The 'do they really mean it?' test

Sustainability initiatives! Low-carbon innovation; gender equality; getting rid of single-use plastics; well-being.... In-house sustainability change makers and the consultants who help them are forever devising and launching initiatives and campaigns to get colleagues to do things differently. Sometimes colleagues take them up whole-heartedly and they develop a life of their own. Sometimes you get feeling people are sighing and rolling their eyes, waiting for it to fade away. What makes the difference?

There’s a silent, almost unconscious test the people run in their heads, when they are told about something new that’s being brought in at work. You’ve probably done it yourself.

Do they really mean it?

Or can I safely smile and nod and then ignore this, because it will just disappear?

You want your initiative to be one that takes root and flourishes, outlasting you. And this is only going to happen if people believe it will.

How do people in your organisation test whether ‘they’ really mean it?

The first thing to say is that the answer will be different in every organisation. It may even be different in different parts of the organisation. You need to understand the evidence people look for when they ask themselves this question, so you can build this into your change strategy.

How do you discover it? If you have been in the organisation a while, you can go some way by reflecting on your own experience. Your analysis will be more accurate if you also do this exercise with a cross-section of colleagues.

Here’s an exercise

  1. Think of a change that has actually happened in your organisation, which is roughly of the same magnitude and significance as the change you are hoping to bring about. It doesn’t have to be anything to do with sustainability.

  2. Tell yourself the story of the change, backwards:

  • How do I know the change happened?

  • What happened just before that?

  • What happened just before that?

  • And before that?

It’s important to remember what really happened – the informal and unexpected, as well as the planned, set-piece elements.

As you remember how the change really happened, ask yourself:

  • At what point did I believe the change was here to stay?

  • What evidence made me think that?

  • What made me confident that ‘they’ really meant it?

For example, this person works in a large engineering business. When we did this exercise in a workshop he said:

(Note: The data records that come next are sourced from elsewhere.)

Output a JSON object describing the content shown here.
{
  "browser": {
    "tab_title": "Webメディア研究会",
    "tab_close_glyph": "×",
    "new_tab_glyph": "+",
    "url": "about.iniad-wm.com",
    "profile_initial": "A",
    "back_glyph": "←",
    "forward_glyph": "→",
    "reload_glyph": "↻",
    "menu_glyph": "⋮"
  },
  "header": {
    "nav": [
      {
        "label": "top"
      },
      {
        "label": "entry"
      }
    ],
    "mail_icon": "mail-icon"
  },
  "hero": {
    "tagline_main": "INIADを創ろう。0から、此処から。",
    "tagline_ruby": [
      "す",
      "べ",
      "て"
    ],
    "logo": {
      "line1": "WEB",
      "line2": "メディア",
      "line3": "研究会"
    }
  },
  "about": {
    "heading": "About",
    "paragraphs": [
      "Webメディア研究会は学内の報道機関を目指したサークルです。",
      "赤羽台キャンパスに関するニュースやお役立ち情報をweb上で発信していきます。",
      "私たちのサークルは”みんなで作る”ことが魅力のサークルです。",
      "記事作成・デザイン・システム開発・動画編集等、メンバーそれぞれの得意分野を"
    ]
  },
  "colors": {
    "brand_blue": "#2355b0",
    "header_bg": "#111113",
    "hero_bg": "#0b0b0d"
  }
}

No-one took the sustainability initiatives seriously, until we saw that our legal department had rewritten the standard contracts. Then we knew they meant it.

“How do we know they really mean it?” When you know the answer, build it in to your change programme.

Making the Path by Walking

This post was first published in my Making the Path by Walking newsletter, January 2019. For practical tips on facilitation, organisational change and sustainability to your inbox each month, scroll down to the footer to subscribe.